Sometimes we slap labels on musicians to help identify their sound. Occasionally we come across a unique blend of styles that can only be labeled as "damn good." Patrick Sweany is one of those artists.
Converging on the Firebird from the outer fringes of hip hop, Buck 65 and Busdriver, along with Robb Steele and Jason and the Beast, gave us proof that underground hip hop is still like the Wild West, full of pioneers and prospectors mining gold.
Although he lost his battle with colorectal cancer, Robin Gibb leaves us with six decades of music and memories during his solo career and with his brothers Maurice and Barry as the Bee Gees.
Many artists embrace the raw side of rock 'n' roll, but few can translate it into an unstoppable force hell-bent on creating a party that will not end until the last bit of sweat is wrung from your brow.
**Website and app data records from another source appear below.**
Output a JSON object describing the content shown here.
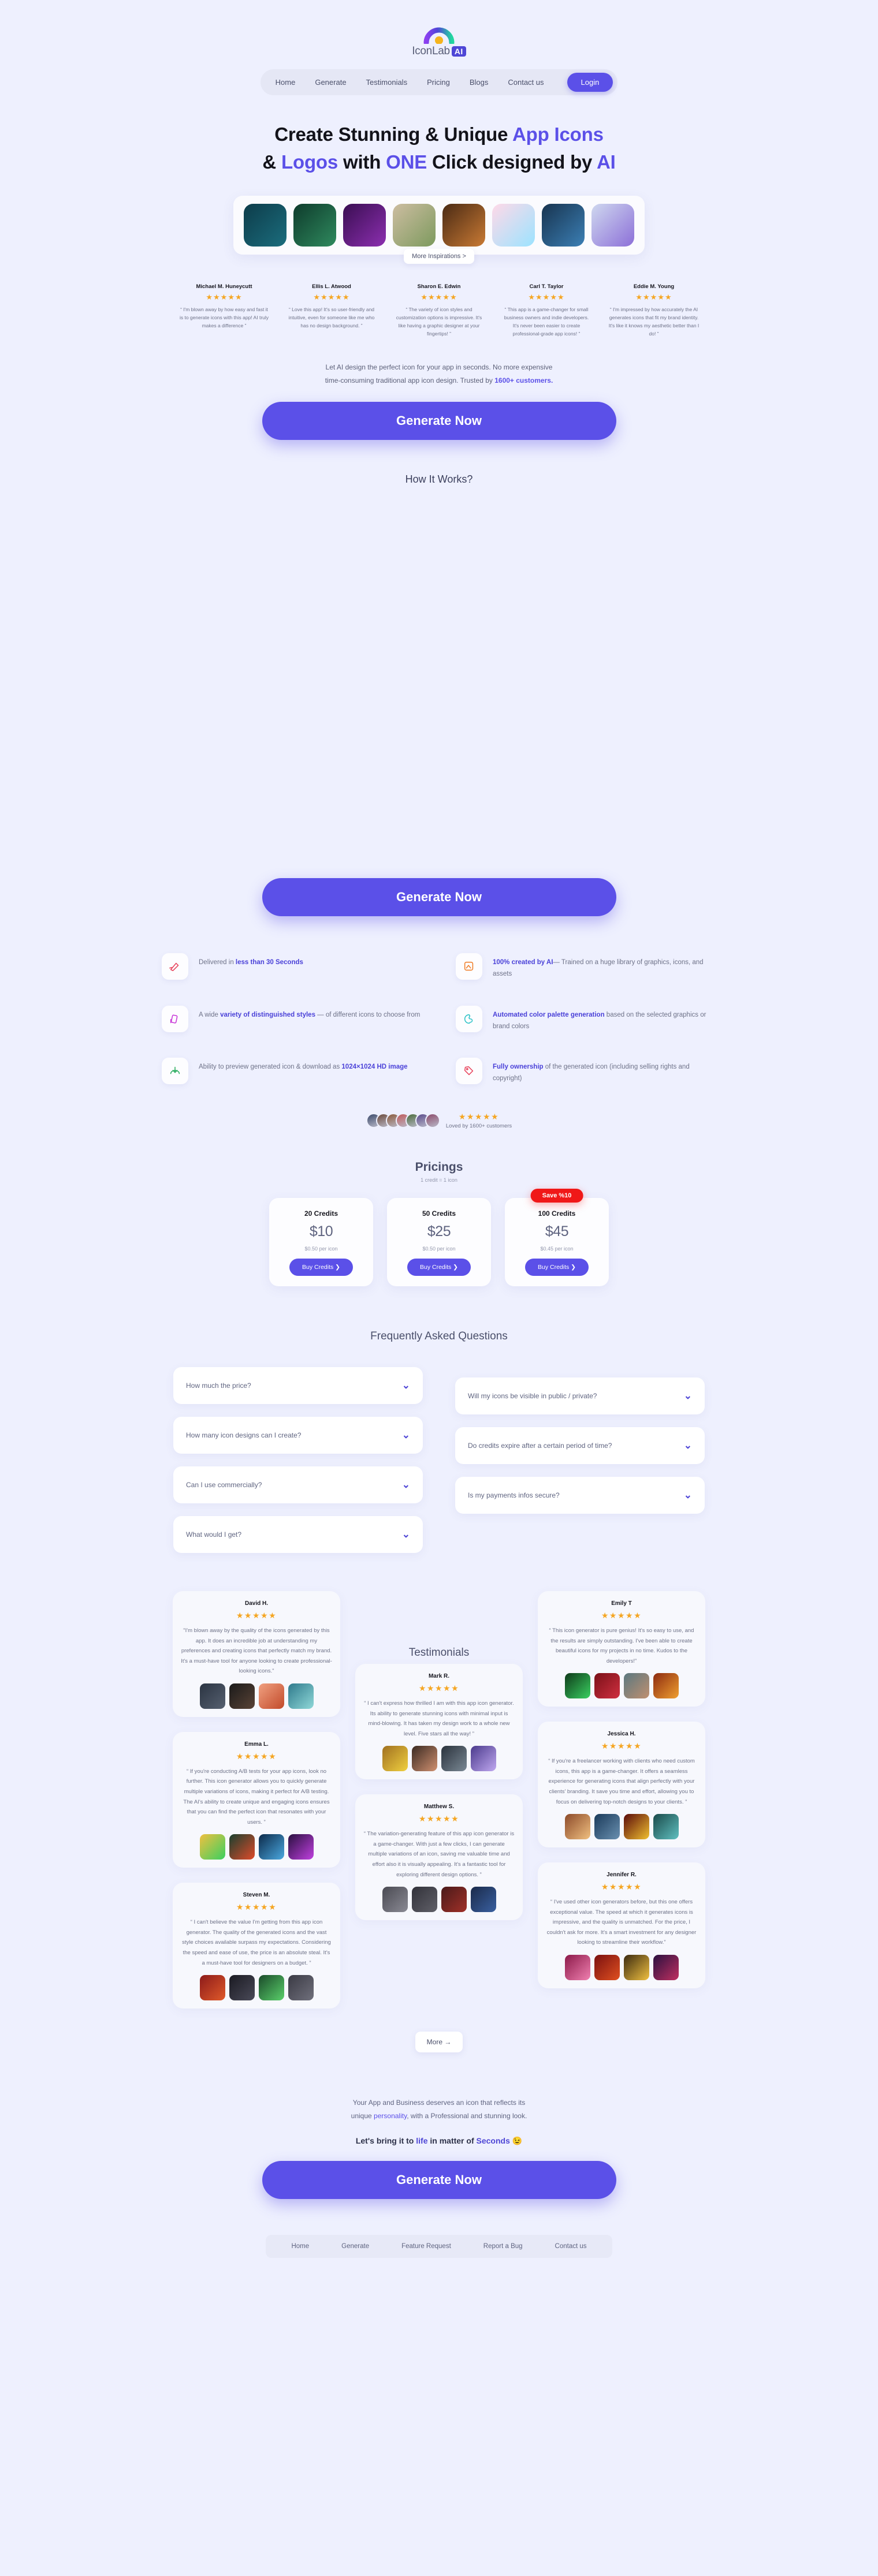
{
  "brand": {
    "name": "IconLab",
    "badge": "AI"
  },
  "nav": {
    "items": [
      {
        "label": "Home"
      },
      {
        "label": "Generate"
      },
      {
        "label": "Testimonials"
      },
      {
        "label": "Pricing"
      },
      {
        "label": "Blogs"
      },
      {
        "label": "Contact us"
      }
    ],
    "login": "Login"
  },
  "hero": {
    "line1_a": "Create Stunning & Unique ",
    "line1_b": "App Icons",
    "line2_a": "& ",
    "line2_b": "Logos",
    "line2_c": " with ",
    "line2_d": "ONE",
    "line2_e": " Click designed by ",
    "line2_f": "AI"
  },
  "strip": {
    "more_label": "More Inspirations >",
    "tiles": [
      {
        "name": "robot-icon",
        "c1": "#0d3c4a",
        "c2": "#1b6d7d"
      },
      {
        "name": "mushroom-icon",
        "c1": "#0e3b2c",
        "c2": "#2f8a5e"
      },
      {
        "name": "panther-icon",
        "c1": "#3a0e52",
        "c2": "#8c2fb0"
      },
      {
        "name": "tree-icon",
        "c1": "#cdbda1",
        "c2": "#7d9a5e"
      },
      {
        "name": "warrior-icon",
        "c1": "#4a2a14",
        "c2": "#c97a34"
      },
      {
        "name": "cat-face-icon",
        "c1": "#ffd9e8",
        "c2": "#9be3ff"
      },
      {
        "name": "car-icon",
        "c1": "#18344f",
        "c2": "#3b7fb5"
      },
      {
        "name": "unicorn-icon",
        "c1": "#cfd8ef",
        "c2": "#8c6fd8"
      }
    ]
  },
  "mini_reviews": [
    {
      "name": "Michael M. Huneycutt",
      "stars": "★★★★★",
      "text": "“ I'm blown away by how easy and fast it is to generate icons with this app! AI truly makes a difference ”"
    },
    {
      "name": "Ellis L. Atwood",
      "stars": "★★★★★",
      "text": "“ Love this app! It's so user-friendly and intuitive, even for someone like me who has no design background. ”"
    },
    {
      "name": "Sharon E. Edwin",
      "stars": "★★★★★",
      "text": "“ The variety of icon styles and customization options is impressive. It's like having a graphic designer at your fingertips! ”"
    },
    {
      "name": "Carl T. Taylor",
      "stars": "★★★★★",
      "text": "“ This app is a game-changer for small business owners and indie developers. It's never been easier to create professional-grade app icons! ”"
    },
    {
      "name": "Eddie M. Young",
      "stars": "★★★★★",
      "text": "“ I'm impressed by how accurately the AI generates icons that fit my brand identity. It's like it knows my aesthetic better than I do! ”"
    }
  ],
  "sub": {
    "line1": "Let AI design the perfect icon for your app in seconds. No more expensive",
    "line2_a": "time-consuming traditional app icon design. Trusted by ",
    "line2_b": "1600+ customers.",
    "cta": "Generate Now"
  },
  "how": {
    "title": "How It Works?"
  },
  "cta2": {
    "label": "Generate Now"
  },
  "features": [
    {
      "icon": "rocket-send-icon",
      "color": "#e8455e",
      "pre": "Delivered in ",
      "hl": "less than 30 Seconds",
      "post": ""
    },
    {
      "icon": "ai-image-icon",
      "color": "#f07f2a",
      "pre": "",
      "hl": "100% created by AI",
      "post": "— Trained on a huge library of graphics, icons, and assets"
    },
    {
      "icon": "styles-icon",
      "color": "#c838d8",
      "pre": "A wide ",
      "hl": "variety of distinguished styles",
      "post": " — of different icons to choose from"
    },
    {
      "icon": "palette-icon",
      "color": "#2fc3c8",
      "pre": "",
      "hl": "Automated color palette generation",
      "post": " based on the selected graphics or brand colors"
    },
    {
      "icon": "download-icon",
      "color": "#2fae62",
      "pre": "Ability to preview generated icon & download as ",
      "hl": "1024×1024 HD image",
      "post": ""
    },
    {
      "icon": "tag-icon",
      "color": "#e8455e",
      "pre": "",
      "hl": "Fully ownership",
      "post": " of the generated icon (including selling rights and copyright)"
    }
  ],
  "loved": {
    "stars": "★★★★★",
    "label": "Loved by 1600+ customers",
    "avatar_colors": [
      "#3b4a6b",
      "#6b4a3b",
      "#8b5a3b",
      "#c05a5a",
      "#4a6b3b",
      "#5a4a8b",
      "#8b4a6b"
    ]
  },
  "pricing": {
    "title": "Pricings",
    "note": "1 credit = 1 icon",
    "plans": [
      {
        "name": "20 Credits",
        "price": "$10",
        "per": "$0.50 per icon",
        "buy": "Buy Credits",
        "badge": ""
      },
      {
        "name": "50 Credits",
        "price": "$25",
        "per": "$0.50 per icon",
        "buy": "Buy Credits",
        "badge": ""
      },
      {
        "name": "100 Credits",
        "price": "$45",
        "per": "$0.45 per icon",
        "buy": "Buy Credits",
        "badge": "Save %10"
      }
    ]
  },
  "faq": {
    "title": "Frequently Asked Questions",
    "left": [
      {
        "q": "How much the price?"
      },
      {
        "q": "How many icon designs can I create?"
      },
      {
        "q": "Can I use commercially?"
      },
      {
        "q": "What would I get?"
      }
    ],
    "right": [
      {
        "q": "Will my icons be visible in public / private?"
      },
      {
        "q": "Do credits expire after a certain period of time?"
      },
      {
        "q": "Is my payments infos secure?"
      }
    ]
  },
  "testimonials": {
    "title": "Testimonials",
    "more": "More →",
    "left": [
      {
        "name": "David H.",
        "stars": "★★★★★",
        "text": "\"I'm blown away by the quality of the icons generated by this app. It does an incredible job at understanding my preferences and creating icons that perfectly match my brand. It's a must-have tool for anyone looking to create professional-looking icons.\"",
        "thumbs": [
          {
            "name": "gym-icon",
            "c1": "#2b3442",
            "c2": "#566070"
          },
          {
            "name": "lara-icon",
            "c1": "#1a1a1a",
            "c2": "#5a4336"
          },
          {
            "name": "bell-icon",
            "c1": "#f0a080",
            "c2": "#c24a2a"
          },
          {
            "name": "robot-book-icon",
            "c1": "#2f7a8c",
            "c2": "#8fd8d8"
          }
        ]
      },
      {
        "name": "Emma L.",
        "stars": "★★★★★",
        "text": "“ If you're conducting A/B tests for your app icons, look no further. This icon generator allows you to quickly generate multiple variations of icons, making it perfect for A/B testing. The AI's ability to create unique and engaging icons ensures that you can find the perfect icon that resonates with your users. ”",
        "thumbs": [
          {
            "name": "green-car-icon",
            "c1": "#f0c040",
            "c2": "#3ad060"
          },
          {
            "name": "red-box-icon",
            "c1": "#18402f",
            "c2": "#e04a2a"
          },
          {
            "name": "blue-light-icon",
            "c1": "#0c2a4a",
            "c2": "#4aa8e0"
          },
          {
            "name": "purple-helmet-icon",
            "c1": "#2a1040",
            "c2": "#c040e0"
          }
        ]
      },
      {
        "name": "Steven M.",
        "stars": "★★★★★",
        "text": "“ I can't believe the value I'm getting from this app icon generator. The quality of the generated icons and the vast style choices available surpass my expectations. Considering the speed and ease of use, the price is an absolute steal. It's a must-have tool for designers on a budget. ”",
        "thumbs": [
          {
            "name": "red-burger-icon",
            "c1": "#8c1a1a",
            "c2": "#e05a2a"
          },
          {
            "name": "dark-figure-icon",
            "c1": "#1a1a22",
            "c2": "#4a4a58"
          },
          {
            "name": "green-screen-icon",
            "c1": "#1a4a2a",
            "c2": "#5ad06a"
          },
          {
            "name": "grey-tile-icon",
            "c1": "#3a3a44",
            "c2": "#70707c"
          }
        ]
      }
    ],
    "mid": [
      {
        "name": "Mark R.",
        "stars": "★★★★★",
        "text": "“ I can't express how thrilled I am with this app icon generator. Its ability to generate stunning icons with minimal input is mind-blowing. It has taken my design work to a whole new level. Five stars all the way! ”",
        "thumbs": [
          {
            "name": "pikachu-icon",
            "c1": "#a07020",
            "c2": "#f0d040"
          },
          {
            "name": "brain-head-icon",
            "c1": "#3a2a22",
            "c2": "#d09070"
          },
          {
            "name": "wolf-icon",
            "c1": "#2a323c",
            "c2": "#7a8894"
          },
          {
            "name": "unicorn-icon",
            "c1": "#4a3a8c",
            "c2": "#c0a8f0"
          }
        ]
      },
      {
        "name": "Matthew S.",
        "stars": "★★★★★",
        "text": "“ The variation-generating feature of this app icon generator is a game-changer. With just a few clicks, I can generate multiple variations of an icon, saving me valuable time and effort also it is visually appealing. It's a fantastic tool for exploring different design options. ”",
        "thumbs": [
          {
            "name": "grey-robot-icon",
            "c1": "#4a4a52",
            "c2": "#8a8a94"
          },
          {
            "name": "dark-grey-icon",
            "c1": "#32323a",
            "c2": "#606068"
          },
          {
            "name": "red-dark-icon",
            "c1": "#4a1a1a",
            "c2": "#a03028"
          },
          {
            "name": "blue-dark-icon",
            "c1": "#1a2a4a",
            "c2": "#3a60a0"
          }
        ]
      }
    ],
    "right": [
      {
        "name": "Emily T",
        "stars": "★★★★★",
        "text": "“ This icon generator is pure genius! It's so easy to use, and the results are simply outstanding. I've been able to create beautiful icons for my projects in no time. Kudos to the developers!”",
        "thumbs": [
          {
            "name": "green-car-icon",
            "c1": "#0e3a1a",
            "c2": "#3ad060"
          },
          {
            "name": "spiderman-icon",
            "c1": "#7a1018",
            "c2": "#d03040"
          },
          {
            "name": "man-portrait-icon",
            "c1": "#5a7880",
            "c2": "#c09070"
          },
          {
            "name": "superman-icon",
            "c1": "#8c2a10",
            "c2": "#f0a030"
          }
        ]
      },
      {
        "name": "Jessica H.",
        "stars": "★★★★★",
        "text": "“ If you're a freelancer working with clients who need custom icons, this app is a game-changer. It offers a seamless experience for generating icons that align perfectly with your clients' branding. It save you time and effort, allowing you to focus on delivering top-notch designs to your clients. ”",
        "thumbs": [
          {
            "name": "books-icon",
            "c1": "#8c4a2a",
            "c2": "#f0c080"
          },
          {
            "name": "dog-icon",
            "c1": "#1a3a5a",
            "c2": "#6a90b0"
          },
          {
            "name": "wings-icon",
            "c1": "#5a0a0a",
            "c2": "#f0c030"
          },
          {
            "name": "puppy-icon",
            "c1": "#1a4a4a",
            "c2": "#60c0c0"
          }
        ]
      },
      {
        "name": "Jennifer R.",
        "stars": "★★★★★",
        "text": "“ I've used other icon generators before, but this one offers exceptional value. The speed at which it generates icons is impressive, and the quality is unmatched. For the price, I couldn't ask for more. It's a smart investment for any designer looking to streamline their workflow.”",
        "thumbs": [
          {
            "name": "pink-ghost-icon",
            "c1": "#8c1a4a",
            "c2": "#f080b0"
          },
          {
            "name": "red-bee-icon",
            "c1": "#7a1010",
            "c2": "#e05020"
          },
          {
            "name": "gold-ball-icon",
            "c1": "#3a2a10",
            "c2": "#f0c040"
          },
          {
            "name": "purple-streak-icon",
            "c1": "#2a1040",
            "c2": "#c03060"
          }
        ]
      }
    ]
  },
  "final": {
    "l1_a": "Your App and Business deserves an icon that reflects its",
    "l1_b": "unique ",
    "l1_c": "personality",
    "l1_d": ", with a Professional and stunning look.",
    "l2_a": "Let's bring it to ",
    "l2_b": "life",
    "l2_c": " in matter of ",
    "l2_d": "Seconds",
    "l2_e": " 😉",
    "cta": "Generate Now"
  },
  "footer": {
    "links": [
      {
        "label": "Home"
      },
      {
        "label": "Generate"
      },
      {
        "label": "Feature Request"
      },
      {
        "label": "Report a Bug"
      },
      {
        "label": "Contact us"
      }
    ]
  }
}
Quintron is one of those translators.
Ten years after trading in his gloves for a guitar, former Mid-South division middleweight champion, Tupelo, Miss. native Paul Thorn was offered a record contract and began his career as a touring musician. Specializing in raw and honest Southern rock and blues, Thorn has a penchant for translating his personal experiences into easily relatable tales that come from the heart.
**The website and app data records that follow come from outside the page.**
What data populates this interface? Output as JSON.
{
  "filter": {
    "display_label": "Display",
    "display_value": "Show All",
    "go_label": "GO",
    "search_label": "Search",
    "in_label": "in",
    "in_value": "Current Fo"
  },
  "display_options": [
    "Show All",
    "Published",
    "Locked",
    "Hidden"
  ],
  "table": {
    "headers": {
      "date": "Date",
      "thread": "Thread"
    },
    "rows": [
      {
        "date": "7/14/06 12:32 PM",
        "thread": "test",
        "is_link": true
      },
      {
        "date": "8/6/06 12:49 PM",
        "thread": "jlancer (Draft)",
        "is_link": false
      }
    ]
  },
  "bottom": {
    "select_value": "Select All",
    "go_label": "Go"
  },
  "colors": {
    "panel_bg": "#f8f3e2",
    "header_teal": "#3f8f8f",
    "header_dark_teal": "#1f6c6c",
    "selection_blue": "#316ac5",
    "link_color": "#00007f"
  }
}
There are a million tired clichés that can be used to describe singer-songwriters. Tuesday evening at the Old Rock House Dar Williams put on a performance that was neither tired nor clichéd.
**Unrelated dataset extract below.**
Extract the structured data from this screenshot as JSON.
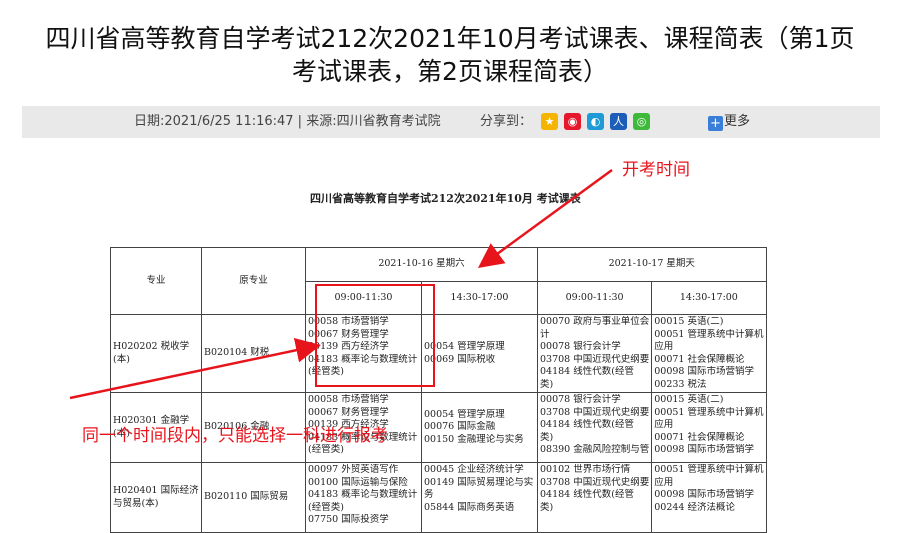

Music is one of those rare things that is understood by everyone, regardless of location or language spoken. Guitar Wolf gave evidence in favor of that statement, and a PSA for hearing protection, Thursday night at the Firebird.
Surfing smooth and sultry vocals on a wave of thick and greasy blues-based grooves, Sister Sparrow and the Dirty Birds put the fun back into funk.
There is an old joke that jazz is five musicians playing five different songs at the same time. Jacob Fred Jazz Odyssey managed to both prove and disprove that statement during their set at 2720 Cherokee on Saturday.